We tried to express the complete sequence of PfOPPs in several expression vectors, but the polypeptide was not expressed, suggesting that the 3′-end of the gene contains regulatory sequences, as seen in the dihydrofolate reductase gene . The portion of the polypeptide expressed as a GST-fusion protein contains the important regions for substrate binding and catalytic activity. Additionally, parameters such as the spectrum of products formed by the recombinant version showed marked similarity to that of the native, partially purified PfOPPs from schizont-stage parasites.
The chemical structure of the terpene nerolidol resembles that of the substrate FPP. Previously, our group demonstrated that P. falciparum parasites treated with nerolidol showed a reduced ability to synthesize CoQ in all intra-erythrocytic stages, and inhibited P. falciparum growth in vitro by decreasing the progression of the ring to the trophozoite stage . This drug also suppressed Leishmania amazonensis promastigotes in vitro and intracellular amastigote growth by inhibiting the synthesis of dolichol and ergosterol . In the present study, a clear competitive inhibitory action of nerolidol on PfOPPs was detected. In contrast, when we used FTS at a concentration three times higher than the IC50, product formation was the same as in the control reactions without this drug. These results reinforce the specificity of PfOPPs for FPP.
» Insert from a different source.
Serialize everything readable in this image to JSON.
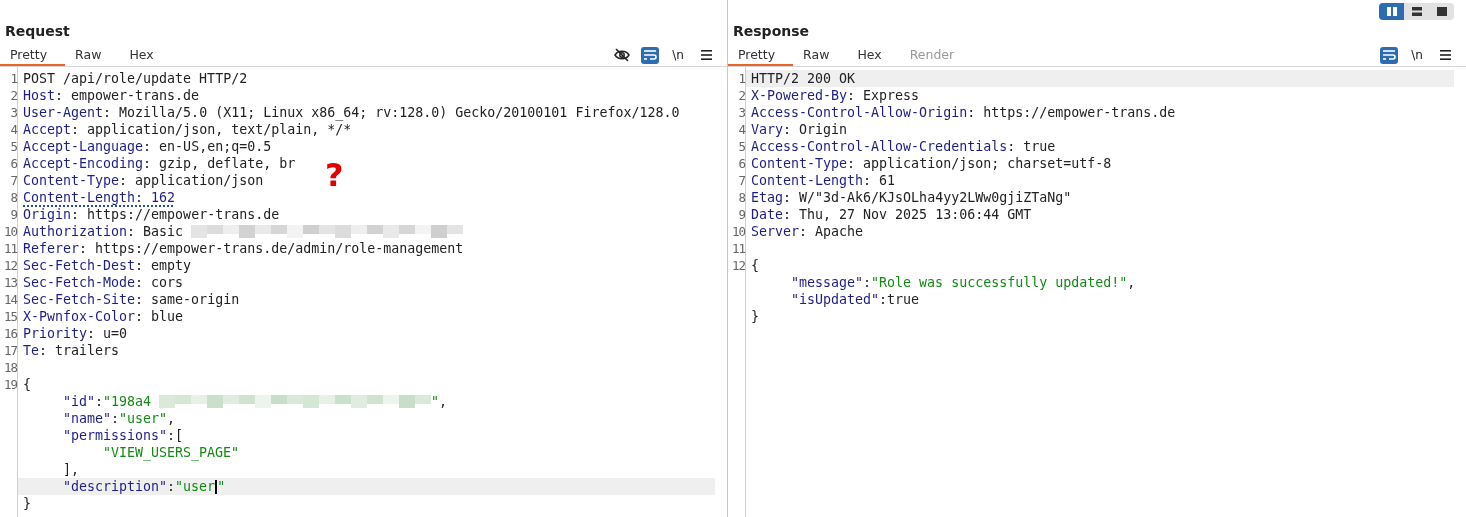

Another aspect of the inhibition assay was to verify the viability of the enzyme as an antimalarial target. Several observations support this idea. First, the isoprenoid side chains attached to the benzoquinone ring in mammalian cells are longer than those in P. falciparum; thus the enzyme involved in side-chain synthesis must be different. Accordingly, the sequence similarity between the human decaprenyl pyrophosphate synthase and the plasmodial OPPs is very low. Secondly, the CC50 (concentration at which the number of cells or cell proliferation is reduced by 50%) of nerolidol in mammalian cells was determined to be approx. 180 times higher than the IC50 in P. falciparum , and the free plasmodial enzyme can be inhibited efficiently by low concentrations of this terpene.
In conclusion, the present study demonstrated that P. falciparum has an OPPs activity. Further structural studies to compare the active sites of human and malarial enzymes may reveal possible inhibitors specific for PfOPPs.
We thank Dr Walter R. Terra (Department of Biochemistry, Institute of Chemistry, University of São Paulo) for numerous helpful comments and suggestions, Dr Tadeuz Chojnaki (Institute of Biochemistry and Biophysics, Polish Academy of Sciences, Warsaw, Poland) for the gift of authentic prenol/prenyl phosphate standards, Maria Belen Cassera for help in HPLC purification, Evandro Luiz Duarte and Antonio Carlos Franco da Silveira for help with ImageQuant analyses and Dr Silvano Wendel (Sírio Libanês Hospital, NESTA, São Paulo, Brazil) for the gift of erythrocytes. R.T., F.L.D. and F.A.G. are the recipients of a FAPESP scholarship. This research was supported by grants from the Fundação de Amparo à Pesquisa do Estado de São Paulo (FAPESP), the Conselho Nacional de Desenvolvimento Científico e Tecnológico (CNPq), PRONEX and UNDP/World Bank/WHO.
octaprenyl pyrophosphate synthase
Plasmodium falciparum OPPs
truncated recombinant version of P. falciparum OPPs